A Japanese man has developed a massive following and thousands of customers online as he makes a living by renting himself out "to do nothing."
People can rent Shoji Morimoto, 37, for 10,000 yen (£70) from Tokyo in Japan - plus travel and meal costs - but he will do nothing but "eat, drink and give a simple answer," reports The Independent.
He initially first offered his services back in June 2018 as he posted a tweet that read: "I offer myself for rent, as a person who does nothing, Is it difficult for you, on your own, to join a shop? Is there a player missing from your team? Do you need anyone for you to hold a place? I can't do anything but simple stuff."
After that Morimoto was once been employed by one man to explain a murder he had committed, while another rented Morimoto to take him from the hospital to revisit the spot where he had attempted suicide.
Morimoto now charges to minimise the number of inquiries and to deter time-wasters, after initially providing his services for free. He claimed that he sees three or four clients a day - and 3,000 since his services were first introduced.
He said people rent him for different reasons, but most are bored or depressed and just want to be listened to.
He has been hired to have lunch, pose for photographs on Instagram, accompany someone filing for divorce, catch butterflies in the park and to listen to health care workers struggling with their work.
Morimoto - who is married and holds a postgraduate degree in physics from Osaka University - told The Mainichi newspaper: "I'm not a friend or an acquaintance. I'm free of the annoying things that go with relationships but I can ease people's feelings of loneliness."
"I personally don't like being cheered on by other people. It bothers me when people simply tell me to keep persevering. When someone is trying to do something I think the best thing to do is to make it easier for them by staying at their side," he added.
In less than three years Morimoto - who used to work in publishing but quit to "do nothing" - has published books about his career choice, inspired a television drama and acquired 270,000 Twitter followers.
One of his clients posted online: "I'm glad I was able to take a walk with someone while keeping a comfortable distance, where we didn't have to talk but could if we wanted to."

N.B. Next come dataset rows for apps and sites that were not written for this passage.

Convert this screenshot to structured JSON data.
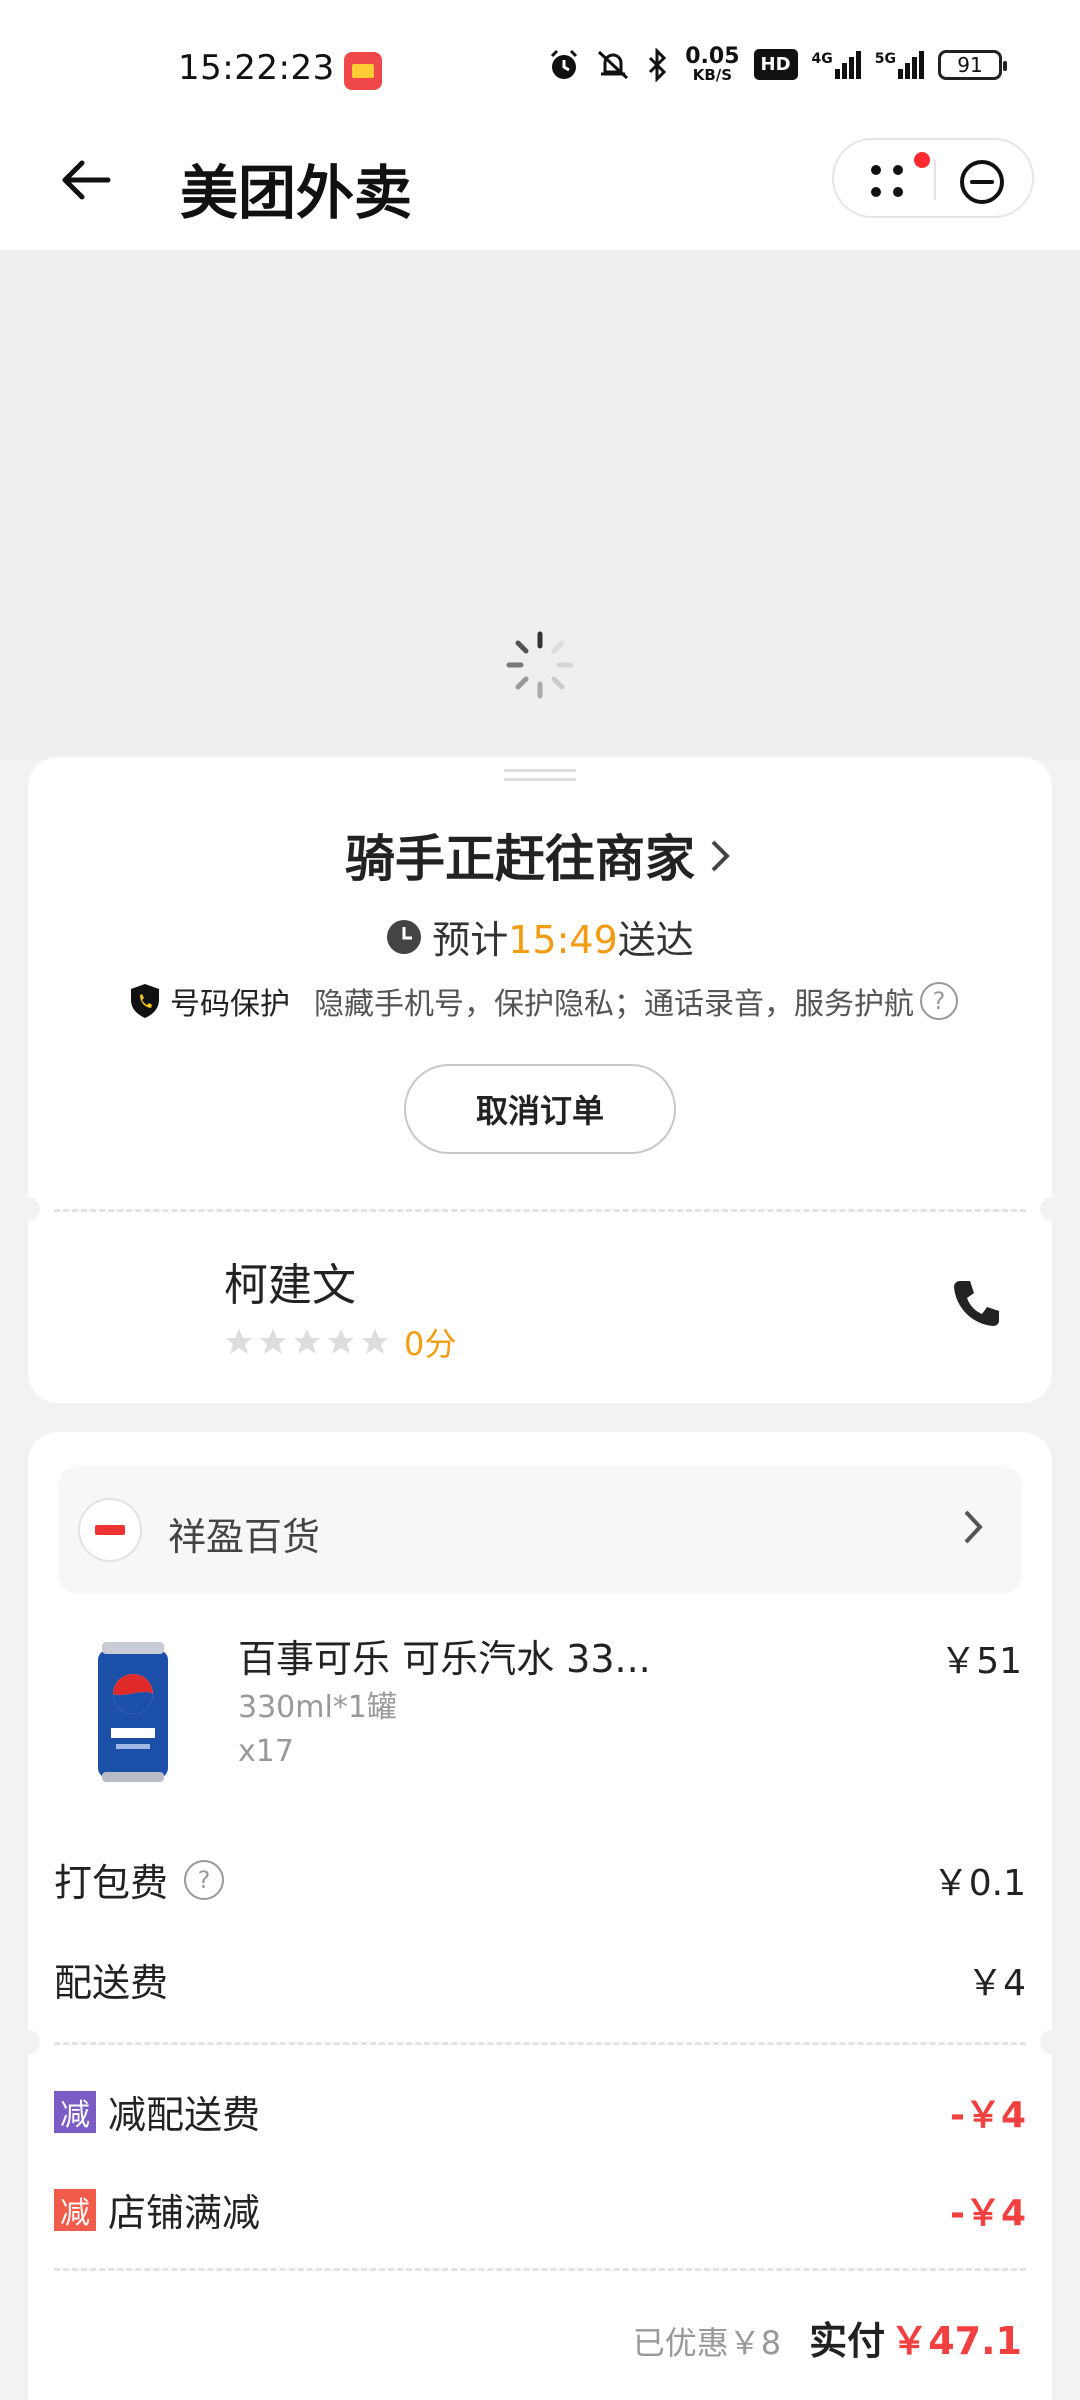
{
  "status_bar": {
    "time": "15:22:23",
    "net_speed_value": "0.05",
    "net_speed_unit": "KB/S",
    "hd_label": "HD",
    "network_4g": "4G",
    "network_5g": "5G",
    "battery": "91"
  },
  "header": {
    "title": "美团外卖"
  },
  "order_status": {
    "headline": "骑手正赶往商家",
    "eta_prefix": "预计",
    "eta_time": "15:49",
    "eta_suffix": "送达",
    "privacy_title": "号码保护",
    "privacy_desc": "隐藏手机号，保护隐私；通话录音，服务护航",
    "help_symbol": "?",
    "cancel_label": "取消订单"
  },
  "rider": {
    "name": "柯建文",
    "rating_text": "0分",
    "stars_filled": 0,
    "stars_total": 5
  },
  "order": {
    "shop_name": "祥盈百货",
    "item": {
      "name": "百事可乐 可乐汽水 33...",
      "spec": "330ml*1罐",
      "qty": "x17",
      "price": "￥51"
    },
    "fees": [
      {
        "label": "打包费",
        "value": "￥0.1",
        "has_help": true
      },
      {
        "label": "配送费",
        "value": "￥4",
        "has_help": false
      }
    ],
    "discounts": [
      {
        "tag": "减",
        "label": "减配送费",
        "value": "-￥4",
        "tag_color": "#7b5bc4"
      },
      {
        "tag": "减",
        "label": "店铺满减",
        "value": "-￥4",
        "tag_color": "#f25a4a"
      }
    ],
    "saved_text": "已优惠￥8",
    "paid_label": "实付",
    "paid_value": "￥47.1"
  },
  "colors": {
    "accent_orange": "#f39c12",
    "price_red": "#f04040",
    "notification_red": "#ff2d2d"
  }
}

While another wrote: "I had been slack about visiting the hospital, but I went because he came with me."